Apologies Are Demanded after Egypt Minister Refers to Sub-Saharan African Delegates as “Dogs and Slaves”
Racially fueled drama unfolded at the UN Environment Assemby (UNEA-2) conference in Nairobi, Kenya Friday.
A racially fueled drama unfolded at the UN Environment Assemby (UNEA-2) conference before it concluded in Nairobi, Kenya Friday.
At the gathering, it is alleged that Egypt’s Minister of Environment and President of the African Ministerial Conference on the Environment (AMCEN) Khaled Mohamed Fahmy Abdel Aal referred to Sub-Saharan African delegates as “dogs and slaves”—his insult veiled in Arabic—during an address to his delegation,Tuko reports.
The incident arose when a resolution that Egypt and other Arab countries had advocated for was not adopted during the week-long conference that passed 25 resolutions addressing environmental issues such as poaching and air and water pollution, according to Tuko.
But perhaps Abdel Fattah didn’t realize that there were some African delegates present who could understand his disses? Or maybe he did, which reveals how much of a racist jerk he really is?
In response, the Chair of the Africa Diplomatic Corps (ADC) technical committee Yvonne Khamati penned a confidential memo addressed to the Dean of the Africa Diplomatic Corps Ambassador Kelebert Nkomani—with Foreign Affairs Cabinet Secretary Amina Mohamed and the Foreign Affairs Principal Secretary Monica Juma also copied—referring to the comments as “undiplomatic, irresponsible, uncivilised and insulting behaviour,” according to Tuko.

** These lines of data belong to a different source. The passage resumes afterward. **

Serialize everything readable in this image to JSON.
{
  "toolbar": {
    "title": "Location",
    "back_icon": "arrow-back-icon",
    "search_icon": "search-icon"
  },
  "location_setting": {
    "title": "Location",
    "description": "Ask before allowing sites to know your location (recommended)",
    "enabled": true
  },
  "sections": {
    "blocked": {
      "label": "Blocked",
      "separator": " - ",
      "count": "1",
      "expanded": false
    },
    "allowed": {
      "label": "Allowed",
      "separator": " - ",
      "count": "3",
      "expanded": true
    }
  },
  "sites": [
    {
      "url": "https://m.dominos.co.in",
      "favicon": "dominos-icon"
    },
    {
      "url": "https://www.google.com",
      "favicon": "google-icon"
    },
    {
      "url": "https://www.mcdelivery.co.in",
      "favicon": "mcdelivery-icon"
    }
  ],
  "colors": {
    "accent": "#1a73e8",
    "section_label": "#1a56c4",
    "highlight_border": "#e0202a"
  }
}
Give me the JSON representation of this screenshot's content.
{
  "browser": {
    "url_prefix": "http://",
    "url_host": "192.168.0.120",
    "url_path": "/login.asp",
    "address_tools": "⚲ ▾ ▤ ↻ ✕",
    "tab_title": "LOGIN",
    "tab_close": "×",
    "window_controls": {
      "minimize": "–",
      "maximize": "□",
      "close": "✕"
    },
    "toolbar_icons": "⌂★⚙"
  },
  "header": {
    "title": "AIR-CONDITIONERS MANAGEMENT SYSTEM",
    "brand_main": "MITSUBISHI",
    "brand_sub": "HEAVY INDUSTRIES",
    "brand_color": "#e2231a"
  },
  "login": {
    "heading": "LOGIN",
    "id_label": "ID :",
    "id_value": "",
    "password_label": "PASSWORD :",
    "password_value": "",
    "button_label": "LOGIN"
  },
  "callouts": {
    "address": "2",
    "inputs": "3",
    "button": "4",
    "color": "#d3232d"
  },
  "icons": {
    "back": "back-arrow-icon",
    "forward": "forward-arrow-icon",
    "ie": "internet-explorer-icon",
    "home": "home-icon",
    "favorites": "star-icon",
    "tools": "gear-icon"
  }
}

The memo also recommended four conditions be fulfilled before the Arab Republic of Egypt can continue to represent the continent of Africa in any official capacity, KTPress reports:
- Egypt must “at the highest level, apologise unreservedly to Africa for the utterances made.”
- Egypt “should not negotiate or take any leadership position on behalf of Africa.”
- Fahmy Abdel Aal must resign from his rotating post as president of the African Ministerial Conference on the Environment (AMCEN) immediately.
- The incident should be addressed with the Permanent Representative Committee in Addis Ababa, New York, Vienna, Geneva and at the AU Kigali Heads of State Summit scheduled for July 12-13.
The confidential letter written by the “Africa group” demanding an apology from the Egyptian President
The memo representing the offended Sub-Saharan African diplomats, which didn’t directly name Fahmy Abdel Aal, according to KT Press, concluded with:
We feel that these uncivilised, racist, discriminatory and vindictive utterances do not advance the vision of the 2063 African agenda and the Pan-Africanism that was advocated by the founding fathers of the African Union
Khamati, also Kenya’s head of Chancery and deputy permanent representative of the Kenya Mission to the United Nations Office, tweeted about the racially charged episode Sunday afternoon:
@egy_a7mad He spoke to his delegation in Arabic in the presence of African delegates. That speak:understand Arabic
— Yvonne Khamati (@YvonneKhamati) May 30, 2016
Once word got out about the drama that unfolded, Foreign Minister Sameh Shukri offered to have the ministry investigate the matter in a statement Tuesday, All Africa reports. But the foreign ministry denounced any question of Egypt’s loyalty to the African Union. And an official at the Egyptian foreign ministry defended Fahmy Abdel Aal’s remarks, reportedly saying Khamati’s requests were “unbalanced and “imprecise,” according to All Africa.
Meanwhile, disturbed Egyptians took to social media to express their apologies with hashtag #SorryAfrica.
— Mollel (@jmollel) May 31, 2016
— African (@ali_naka) May 31, 2016
#SorryAfrica In recent history Egypt's own African identity has been intentionally obliterated by governments giving precedence to Wahabism
— saraab (@sara_ab5) May 31, 2016
— atiya zaidi (@atiyaz) May 28, 2016